PROBLEM DETAILS: Every word of every entry must be retyped exactly.
::::
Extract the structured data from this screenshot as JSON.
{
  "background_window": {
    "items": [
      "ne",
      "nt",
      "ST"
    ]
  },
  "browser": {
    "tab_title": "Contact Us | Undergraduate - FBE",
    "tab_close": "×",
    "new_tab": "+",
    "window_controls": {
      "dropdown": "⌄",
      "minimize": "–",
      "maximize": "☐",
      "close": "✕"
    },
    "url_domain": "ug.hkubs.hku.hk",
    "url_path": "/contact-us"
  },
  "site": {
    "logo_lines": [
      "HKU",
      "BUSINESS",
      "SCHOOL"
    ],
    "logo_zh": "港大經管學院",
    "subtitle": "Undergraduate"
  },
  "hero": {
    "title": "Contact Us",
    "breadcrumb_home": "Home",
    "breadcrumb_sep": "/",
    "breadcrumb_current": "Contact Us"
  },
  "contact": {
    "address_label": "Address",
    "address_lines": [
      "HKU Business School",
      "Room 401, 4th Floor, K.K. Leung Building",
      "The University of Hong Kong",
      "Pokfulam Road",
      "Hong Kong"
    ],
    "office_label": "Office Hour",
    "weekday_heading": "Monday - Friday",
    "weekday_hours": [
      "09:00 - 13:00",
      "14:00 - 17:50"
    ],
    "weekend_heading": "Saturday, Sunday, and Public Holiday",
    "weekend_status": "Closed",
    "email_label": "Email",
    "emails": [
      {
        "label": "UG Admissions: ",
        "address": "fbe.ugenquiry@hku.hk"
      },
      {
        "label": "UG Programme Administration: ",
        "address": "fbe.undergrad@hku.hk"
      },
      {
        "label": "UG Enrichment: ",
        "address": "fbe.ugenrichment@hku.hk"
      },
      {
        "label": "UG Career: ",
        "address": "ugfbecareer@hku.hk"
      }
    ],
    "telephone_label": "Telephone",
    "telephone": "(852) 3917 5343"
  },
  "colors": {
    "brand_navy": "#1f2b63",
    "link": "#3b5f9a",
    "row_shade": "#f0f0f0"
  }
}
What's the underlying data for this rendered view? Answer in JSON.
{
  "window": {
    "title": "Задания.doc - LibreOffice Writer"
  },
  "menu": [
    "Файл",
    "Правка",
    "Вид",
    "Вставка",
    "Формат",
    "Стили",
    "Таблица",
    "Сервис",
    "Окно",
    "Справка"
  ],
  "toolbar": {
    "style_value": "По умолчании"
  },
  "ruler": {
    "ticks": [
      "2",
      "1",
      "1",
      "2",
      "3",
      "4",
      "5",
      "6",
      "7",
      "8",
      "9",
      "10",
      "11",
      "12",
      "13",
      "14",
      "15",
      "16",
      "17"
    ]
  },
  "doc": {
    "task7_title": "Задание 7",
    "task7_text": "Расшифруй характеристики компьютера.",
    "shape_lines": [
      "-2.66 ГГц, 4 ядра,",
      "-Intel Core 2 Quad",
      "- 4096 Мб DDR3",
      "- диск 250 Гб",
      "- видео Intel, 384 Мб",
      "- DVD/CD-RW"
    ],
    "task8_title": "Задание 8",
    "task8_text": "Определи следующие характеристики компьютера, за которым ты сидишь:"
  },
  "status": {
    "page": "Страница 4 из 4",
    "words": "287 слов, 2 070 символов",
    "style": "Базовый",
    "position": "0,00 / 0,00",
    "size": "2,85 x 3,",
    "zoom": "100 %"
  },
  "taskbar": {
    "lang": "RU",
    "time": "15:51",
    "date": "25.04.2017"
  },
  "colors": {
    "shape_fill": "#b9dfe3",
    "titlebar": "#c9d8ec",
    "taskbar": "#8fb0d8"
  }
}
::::
FINISHED EXERCISE:
Extract the structured data from this screenshot as JSON.
{
  "background_window": {
    "items": [
      "ne",
      "nt",
      "ST"
    ]
  },
  "browser": {
    "tab_title": "Contact Us | Undergraduate - FBE",
    "tab_close": "×",
    "new_tab": "+",
    "window_controls": {
      "dropdown": "⌄",
      "minimize": "–",
      "maximize": "☐",
      "close": "✕"
    },
    "url_domain": "ug.hkubs.hku.hk",
    "url_path": "/contact-us"
  },
  "site": {
    "logo_lines": [
      "HKU",
      "BUSINESS",
      "SCHOOL"
    ],
    "logo_zh": "港大經管學院",
    "subtitle": "Undergraduate"
  },
  "hero": {
    "title": "Contact Us",
    "breadcrumb_home": "Home",
    "breadcrumb_sep": "/",
    "breadcrumb_current": "Contact Us"
  },
  "contact": {
    "address_label": "Address",
    "address_lines": [
      "HKU Business School",
      "Room 401, 4th Floor, K.K. Leung Building",
      "The University of Hong Kong",
      "Pokfulam Road",
      "Hong Kong"
    ],
    "office_label": "Office Hour",
    "weekday_heading": "Monday - Friday",
    "weekday_hours": [
      "09:00 - 13:00",
      "14:00 - 17:50"
    ],
    "weekend_heading": "Saturday, Sunday, and Public Holiday",
    "weekend_status": "Closed",
    "email_label": "Email",
    "emails": [
      {
        "label": "UG Admissions: ",
        "address": "fbe.ugenquiry@hku.hk"
      },
      {
        "label": "UG Programme Administration: ",
        "address": "fbe.undergrad@hku.hk"
      },
      {
        "label": "UG Enrichment: ",
        "address": "fbe.ugenrichment@hku.hk"
      },
      {
        "label": "UG Career: ",
        "address": "ugfbecareer@hku.hk"
      }
    ],
    "telephone_label": "Telephone",
    "telephone": "(852) 3917 5343"
  },
  "colors": {
    "brand_navy": "#1f2b63",
    "link": "#3b5f9a",
    "row_shade": "#f0f0f0"
  }
}
What's the underlying data for this rendered view? Answer in JSON.
{
  "window": {
    "title": "Задания.doc - LibreOffice Writer"
  },
  "menu": [
    "Файл",
    "Правка",
    "Вид",
    "Вставка",
    "Формат",
    "Стили",
    "Таблица",
    "Сервис",
    "Окно",
    "Справка"
  ],
  "toolbar": {
    "style_value": "По умолчании"
  },
  "ruler": {
    "ticks": [
      "2",
      "1",
      "1",
      "2",
      "3",
      "4",
      "5",
      "6",
      "7",
      "8",
      "9",
      "10",
      "11",
      "12",
      "13",
      "14",
      "15",
      "16",
      "17"
    ]
  },
  "doc": {
    "task7_title": "Задание 7",
    "task7_text": "Расшифруй характеристики компьютера.",
    "shape_lines": [
      "-2.66 ГГц, 4 ядра,",
      "-Intel Core 2 Quad",
      "- 4096 Мб DDR3",
      "- диск 250 Гб",
      "- видео Intel, 384 Мб",
      "- DVD/CD-RW"
    ],
    "task8_title": "Задание 8",
    "task8_text": "Определи следующие характеристики компьютера, за которым ты сидишь:"
  },
  "status": {
    "page": "Страница 4 из 4",
    "words": "287 слов, 2 070 символов",
    "style": "Базовый",
    "position": "0,00 / 0,00",
    "size": "2,85 x 3,",
    "zoom": "100 %"
  },
  "taskbar": {
    "lang": "RU",
    "time": "15:51",
    "date": "25.04.2017"
  },
  "colors": {
    "shape_fill": "#b9dfe3",
    "titlebar": "#c9d8ec",
    "taskbar": "#8fb0d8"
  }
}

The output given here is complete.